The Rise of Personal Data Exfiltration

Dr Julius Neubronner patented a miniature pigeon camera activated by a timing mechanism, 1903You may have heard that LG is collecting usage data, as well as more information, from its SmartTVs, even if you opt-out. They promise to issue a firmware update to fix it, but most consumers will never apply it as it requires a manual configuration to update and a wired Ethernet connection. In other words, LG will continue to collect this data. There are more details here and here. Clearly, the news story here is that they failed to honor the opt-out configuration, but that’s really not what we should be focused on. This is really about data exfiltration. Consider the other devices you have in your house, like that Xbox or Wii, or that blu-ray player that streams Netflix, or any of the myriad other Internet connected devices occupying an IP address on your network. They can all collect usage information and send it off to the manufacturer. Do you know if you opted in for that kind of data collection? I bet most of you don’t, and outside the security community, I’m sure most people don’t.

The fact is that we’re sending data about ourselves to companies all the time, and we have little control over it. We do this, for the most part, willingly because there seems to be very little consequence. What if you could see what data you’re sharing? I suspect that would make a difference. There’s room for a nice, open-source project here, that collects and catalogues the data exiting a home network, then presents it in a data exfiltration oriented way. Consider things like top outgoing URLs, percentage of encrypted traffic, grouping by source devices. This kind of information is certainly available, if only someone would collect and organize it. It would be an interesting offering for an enterprising, consumer-focused ISP to offer too.

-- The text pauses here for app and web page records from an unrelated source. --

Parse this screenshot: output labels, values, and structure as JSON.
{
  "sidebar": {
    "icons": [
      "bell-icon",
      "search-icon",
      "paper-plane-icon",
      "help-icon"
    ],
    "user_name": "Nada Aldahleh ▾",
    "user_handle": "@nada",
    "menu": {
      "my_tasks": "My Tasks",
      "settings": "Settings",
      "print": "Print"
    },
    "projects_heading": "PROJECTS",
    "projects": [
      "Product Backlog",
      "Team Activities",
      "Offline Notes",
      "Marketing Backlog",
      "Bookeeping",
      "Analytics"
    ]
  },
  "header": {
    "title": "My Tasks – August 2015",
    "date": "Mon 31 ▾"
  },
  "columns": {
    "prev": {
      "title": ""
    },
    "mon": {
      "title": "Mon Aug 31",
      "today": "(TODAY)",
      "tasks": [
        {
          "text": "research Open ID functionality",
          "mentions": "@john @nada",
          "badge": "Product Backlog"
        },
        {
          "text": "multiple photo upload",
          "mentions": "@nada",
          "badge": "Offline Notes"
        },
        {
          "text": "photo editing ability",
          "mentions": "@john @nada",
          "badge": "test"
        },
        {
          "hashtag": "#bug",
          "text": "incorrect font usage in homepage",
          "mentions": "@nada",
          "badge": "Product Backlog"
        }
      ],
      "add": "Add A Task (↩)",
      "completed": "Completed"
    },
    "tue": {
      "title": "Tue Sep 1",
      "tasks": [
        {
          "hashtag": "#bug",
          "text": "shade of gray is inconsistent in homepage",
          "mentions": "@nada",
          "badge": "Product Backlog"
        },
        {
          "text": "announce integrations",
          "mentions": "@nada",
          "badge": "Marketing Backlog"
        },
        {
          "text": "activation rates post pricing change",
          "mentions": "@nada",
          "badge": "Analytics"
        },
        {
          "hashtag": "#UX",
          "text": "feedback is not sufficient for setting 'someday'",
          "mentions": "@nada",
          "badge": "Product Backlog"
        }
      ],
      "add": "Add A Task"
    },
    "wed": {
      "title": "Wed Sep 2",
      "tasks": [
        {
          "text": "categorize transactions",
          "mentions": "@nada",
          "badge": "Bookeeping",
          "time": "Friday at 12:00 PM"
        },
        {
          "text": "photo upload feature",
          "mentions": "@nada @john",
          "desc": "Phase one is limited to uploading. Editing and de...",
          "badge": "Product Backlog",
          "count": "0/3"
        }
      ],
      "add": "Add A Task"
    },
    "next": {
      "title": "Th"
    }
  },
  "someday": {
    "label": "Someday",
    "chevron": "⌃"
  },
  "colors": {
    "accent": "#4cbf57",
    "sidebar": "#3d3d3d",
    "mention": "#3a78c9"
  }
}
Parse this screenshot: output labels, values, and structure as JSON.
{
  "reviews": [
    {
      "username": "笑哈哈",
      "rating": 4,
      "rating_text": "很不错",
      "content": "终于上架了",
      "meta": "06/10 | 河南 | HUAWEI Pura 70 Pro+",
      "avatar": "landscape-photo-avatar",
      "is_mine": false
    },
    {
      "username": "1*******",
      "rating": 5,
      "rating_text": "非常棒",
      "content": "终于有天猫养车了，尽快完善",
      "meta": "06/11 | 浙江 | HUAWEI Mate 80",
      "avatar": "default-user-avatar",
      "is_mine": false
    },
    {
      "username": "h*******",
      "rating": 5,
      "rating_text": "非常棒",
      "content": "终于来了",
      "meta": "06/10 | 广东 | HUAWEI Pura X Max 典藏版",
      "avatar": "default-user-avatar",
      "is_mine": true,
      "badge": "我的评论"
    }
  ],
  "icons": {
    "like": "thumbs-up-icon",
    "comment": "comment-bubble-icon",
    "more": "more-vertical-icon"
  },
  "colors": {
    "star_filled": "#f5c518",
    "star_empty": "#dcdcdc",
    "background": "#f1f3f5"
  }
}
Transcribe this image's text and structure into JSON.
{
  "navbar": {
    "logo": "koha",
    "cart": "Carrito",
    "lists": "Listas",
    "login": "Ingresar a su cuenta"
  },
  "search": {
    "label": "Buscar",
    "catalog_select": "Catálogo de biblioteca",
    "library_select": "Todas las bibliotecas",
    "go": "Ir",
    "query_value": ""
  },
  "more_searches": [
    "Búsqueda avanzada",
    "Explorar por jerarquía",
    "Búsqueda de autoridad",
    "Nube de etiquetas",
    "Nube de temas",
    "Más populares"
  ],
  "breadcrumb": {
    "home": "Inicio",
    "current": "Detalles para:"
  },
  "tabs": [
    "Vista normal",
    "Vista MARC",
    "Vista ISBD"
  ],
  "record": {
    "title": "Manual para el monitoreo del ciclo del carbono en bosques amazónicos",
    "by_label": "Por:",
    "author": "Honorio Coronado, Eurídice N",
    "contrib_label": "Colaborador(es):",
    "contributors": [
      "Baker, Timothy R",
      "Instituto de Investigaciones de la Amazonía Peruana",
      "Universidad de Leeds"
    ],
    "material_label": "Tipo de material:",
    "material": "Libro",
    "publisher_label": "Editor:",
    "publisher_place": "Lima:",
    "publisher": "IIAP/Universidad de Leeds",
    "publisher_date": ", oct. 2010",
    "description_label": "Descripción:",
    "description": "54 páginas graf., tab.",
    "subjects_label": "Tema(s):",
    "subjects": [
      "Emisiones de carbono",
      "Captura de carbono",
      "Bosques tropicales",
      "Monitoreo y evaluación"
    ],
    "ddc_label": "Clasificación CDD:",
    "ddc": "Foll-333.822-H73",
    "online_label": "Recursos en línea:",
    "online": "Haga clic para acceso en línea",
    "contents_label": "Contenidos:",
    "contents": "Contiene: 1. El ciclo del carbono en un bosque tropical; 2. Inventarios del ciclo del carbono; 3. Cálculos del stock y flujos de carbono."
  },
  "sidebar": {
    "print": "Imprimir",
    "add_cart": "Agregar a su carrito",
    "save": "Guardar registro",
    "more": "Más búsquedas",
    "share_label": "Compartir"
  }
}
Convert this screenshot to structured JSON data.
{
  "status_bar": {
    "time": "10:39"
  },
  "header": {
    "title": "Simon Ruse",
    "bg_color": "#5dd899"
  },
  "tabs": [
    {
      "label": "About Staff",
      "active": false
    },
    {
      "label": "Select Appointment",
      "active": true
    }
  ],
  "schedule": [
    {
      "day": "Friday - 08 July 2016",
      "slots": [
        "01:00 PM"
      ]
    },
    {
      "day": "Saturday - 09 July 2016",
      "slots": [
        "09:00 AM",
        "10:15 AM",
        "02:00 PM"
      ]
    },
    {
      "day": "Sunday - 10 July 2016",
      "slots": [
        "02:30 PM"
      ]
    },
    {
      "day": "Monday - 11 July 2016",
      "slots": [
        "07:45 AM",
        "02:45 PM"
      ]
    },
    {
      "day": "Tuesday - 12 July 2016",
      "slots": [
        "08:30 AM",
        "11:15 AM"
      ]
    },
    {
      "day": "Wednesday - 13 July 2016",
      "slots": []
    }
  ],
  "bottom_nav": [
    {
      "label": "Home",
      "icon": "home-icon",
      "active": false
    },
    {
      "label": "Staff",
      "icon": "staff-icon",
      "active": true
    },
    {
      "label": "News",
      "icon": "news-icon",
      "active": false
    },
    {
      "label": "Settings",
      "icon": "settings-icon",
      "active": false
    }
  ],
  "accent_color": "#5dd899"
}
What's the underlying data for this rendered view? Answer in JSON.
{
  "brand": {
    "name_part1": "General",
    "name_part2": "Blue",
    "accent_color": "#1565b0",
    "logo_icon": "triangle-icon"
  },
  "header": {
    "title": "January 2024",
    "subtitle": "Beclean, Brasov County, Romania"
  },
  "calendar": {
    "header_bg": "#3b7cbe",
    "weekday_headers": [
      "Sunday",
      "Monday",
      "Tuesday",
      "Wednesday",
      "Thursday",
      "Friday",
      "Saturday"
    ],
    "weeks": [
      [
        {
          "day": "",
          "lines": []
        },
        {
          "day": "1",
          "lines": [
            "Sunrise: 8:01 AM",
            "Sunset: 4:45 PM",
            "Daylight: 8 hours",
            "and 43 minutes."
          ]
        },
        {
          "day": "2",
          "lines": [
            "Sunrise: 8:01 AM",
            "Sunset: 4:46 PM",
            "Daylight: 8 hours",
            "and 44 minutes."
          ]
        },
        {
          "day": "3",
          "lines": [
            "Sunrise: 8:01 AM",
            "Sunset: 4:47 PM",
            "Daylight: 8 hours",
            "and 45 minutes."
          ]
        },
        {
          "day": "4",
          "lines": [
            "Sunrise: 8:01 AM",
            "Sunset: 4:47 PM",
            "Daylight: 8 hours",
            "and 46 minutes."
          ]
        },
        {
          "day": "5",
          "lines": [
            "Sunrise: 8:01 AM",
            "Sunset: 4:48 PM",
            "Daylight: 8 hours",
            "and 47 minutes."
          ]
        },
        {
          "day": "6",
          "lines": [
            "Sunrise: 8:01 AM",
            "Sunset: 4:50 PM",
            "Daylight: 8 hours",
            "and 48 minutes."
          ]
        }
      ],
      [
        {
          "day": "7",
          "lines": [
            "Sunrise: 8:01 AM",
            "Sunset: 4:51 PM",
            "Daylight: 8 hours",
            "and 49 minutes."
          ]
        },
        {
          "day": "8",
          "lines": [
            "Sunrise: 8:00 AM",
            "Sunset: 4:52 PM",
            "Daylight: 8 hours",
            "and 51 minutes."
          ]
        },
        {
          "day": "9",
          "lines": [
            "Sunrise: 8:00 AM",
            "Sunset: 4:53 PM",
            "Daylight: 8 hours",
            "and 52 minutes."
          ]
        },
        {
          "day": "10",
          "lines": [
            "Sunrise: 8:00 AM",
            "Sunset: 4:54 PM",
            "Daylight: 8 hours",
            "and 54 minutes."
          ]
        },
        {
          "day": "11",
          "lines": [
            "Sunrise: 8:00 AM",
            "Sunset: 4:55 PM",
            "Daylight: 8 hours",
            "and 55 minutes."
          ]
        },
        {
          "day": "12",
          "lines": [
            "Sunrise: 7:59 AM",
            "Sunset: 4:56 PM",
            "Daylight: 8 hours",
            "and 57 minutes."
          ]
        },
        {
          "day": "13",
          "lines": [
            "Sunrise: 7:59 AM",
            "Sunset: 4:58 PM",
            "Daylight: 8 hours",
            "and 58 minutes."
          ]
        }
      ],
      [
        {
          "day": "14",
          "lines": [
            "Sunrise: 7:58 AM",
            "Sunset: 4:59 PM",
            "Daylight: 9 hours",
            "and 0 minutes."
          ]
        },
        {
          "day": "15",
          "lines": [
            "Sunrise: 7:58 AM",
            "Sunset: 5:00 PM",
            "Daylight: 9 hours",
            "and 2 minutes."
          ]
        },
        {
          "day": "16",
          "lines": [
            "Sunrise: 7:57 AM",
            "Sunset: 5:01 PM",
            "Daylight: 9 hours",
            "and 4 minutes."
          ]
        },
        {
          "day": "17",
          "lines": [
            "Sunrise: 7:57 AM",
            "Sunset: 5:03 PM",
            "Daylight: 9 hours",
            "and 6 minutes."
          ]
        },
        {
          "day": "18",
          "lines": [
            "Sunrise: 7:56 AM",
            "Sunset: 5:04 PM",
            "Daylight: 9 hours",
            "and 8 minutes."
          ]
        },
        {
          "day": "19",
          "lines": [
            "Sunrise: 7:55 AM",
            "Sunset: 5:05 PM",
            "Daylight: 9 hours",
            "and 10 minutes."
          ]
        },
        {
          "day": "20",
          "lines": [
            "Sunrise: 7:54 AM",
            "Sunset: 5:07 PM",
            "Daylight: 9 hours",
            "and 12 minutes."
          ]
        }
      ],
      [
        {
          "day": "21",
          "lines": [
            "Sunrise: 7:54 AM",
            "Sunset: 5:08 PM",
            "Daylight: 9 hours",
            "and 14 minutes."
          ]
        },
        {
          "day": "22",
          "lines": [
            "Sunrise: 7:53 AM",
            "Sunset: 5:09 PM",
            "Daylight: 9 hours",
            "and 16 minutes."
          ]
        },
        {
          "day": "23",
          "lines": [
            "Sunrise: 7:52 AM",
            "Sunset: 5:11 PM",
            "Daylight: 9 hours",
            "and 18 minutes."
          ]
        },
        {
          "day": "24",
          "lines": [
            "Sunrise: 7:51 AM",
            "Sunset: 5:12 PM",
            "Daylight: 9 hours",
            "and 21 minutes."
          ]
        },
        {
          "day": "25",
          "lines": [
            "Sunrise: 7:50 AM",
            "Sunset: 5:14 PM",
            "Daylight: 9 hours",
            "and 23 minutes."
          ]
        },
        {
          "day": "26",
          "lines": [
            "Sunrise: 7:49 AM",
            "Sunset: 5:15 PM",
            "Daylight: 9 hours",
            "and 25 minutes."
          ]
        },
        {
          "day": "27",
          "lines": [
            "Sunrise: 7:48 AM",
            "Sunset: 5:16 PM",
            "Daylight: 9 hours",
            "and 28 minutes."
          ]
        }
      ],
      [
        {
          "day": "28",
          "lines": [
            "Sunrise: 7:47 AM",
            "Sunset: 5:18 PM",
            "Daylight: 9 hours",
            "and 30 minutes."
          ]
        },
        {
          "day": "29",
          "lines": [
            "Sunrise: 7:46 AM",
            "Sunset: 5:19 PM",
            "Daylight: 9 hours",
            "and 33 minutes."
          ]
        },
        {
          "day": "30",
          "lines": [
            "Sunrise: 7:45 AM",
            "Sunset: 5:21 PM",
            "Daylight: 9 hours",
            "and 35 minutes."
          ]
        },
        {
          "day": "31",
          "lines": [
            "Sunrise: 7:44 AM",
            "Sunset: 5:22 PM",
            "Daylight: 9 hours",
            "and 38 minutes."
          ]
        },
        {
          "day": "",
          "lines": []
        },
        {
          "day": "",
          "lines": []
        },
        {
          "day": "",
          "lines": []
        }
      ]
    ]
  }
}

*** This is a Security Bloggers Network syndicated blog from firstinitiallastname authored by Tim Erlin. Read the original post at: